**What this task involves**:
Nothing but the lines holding the string "label" should appear in the answer. Copy them from the entries.
[[ Dataset records open ]]
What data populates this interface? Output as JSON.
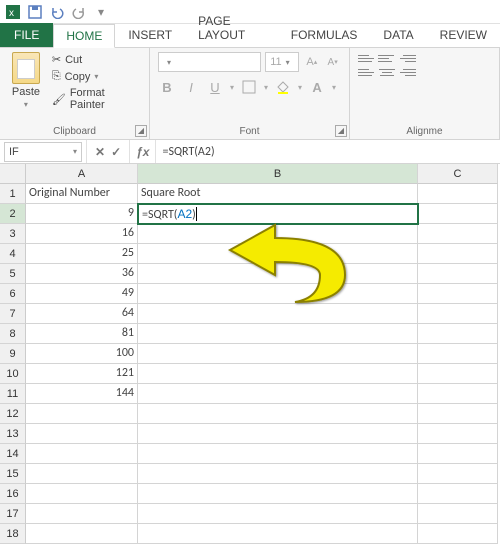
{
  "qat": {
    "save": "save-icon",
    "undo": "undo-icon",
    "redo": "redo-icon"
  },
  "tabs": {
    "file": "FILE",
    "home": "HOME",
    "insert": "INSERT",
    "pagelayout": "PAGE LAYOUT",
    "formulas": "FORMULAS",
    "data": "DATA",
    "review": "REVIEW"
  },
  "ribbon": {
    "clipboard": {
      "paste": "Paste",
      "cut": "Cut",
      "copy": "Copy",
      "fp": "Format Painter",
      "label": "Clipboard"
    },
    "font": {
      "name_placeholder": "",
      "size": "11",
      "label": "Font",
      "b": "B",
      "i": "I",
      "u": "U"
    },
    "alignment": {
      "label": "Alignme"
    }
  },
  "namebox": "IF",
  "formula_bar": "=SQRT(A2)",
  "columns": [
    "A",
    "B",
    "C"
  ],
  "headers": {
    "A": "Original Number",
    "B": "Square Root"
  },
  "active_cell": {
    "row": 2,
    "col": "B",
    "display_prefix": "=SQRT(",
    "ref": "A2",
    "display_suffix": ")"
  },
  "colA_values": {
    "2": "9",
    "3": "16",
    "4": "25",
    "5": "36",
    "6": "49",
    "7": "64",
    "8": "81",
    "9": "100",
    "10": "121",
    "11": "144"
  },
  "row_count": 18
}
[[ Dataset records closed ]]
**Answer to this task**:
      "label": "Clipboard"
      "label": "Font",
      "label": "Alignme"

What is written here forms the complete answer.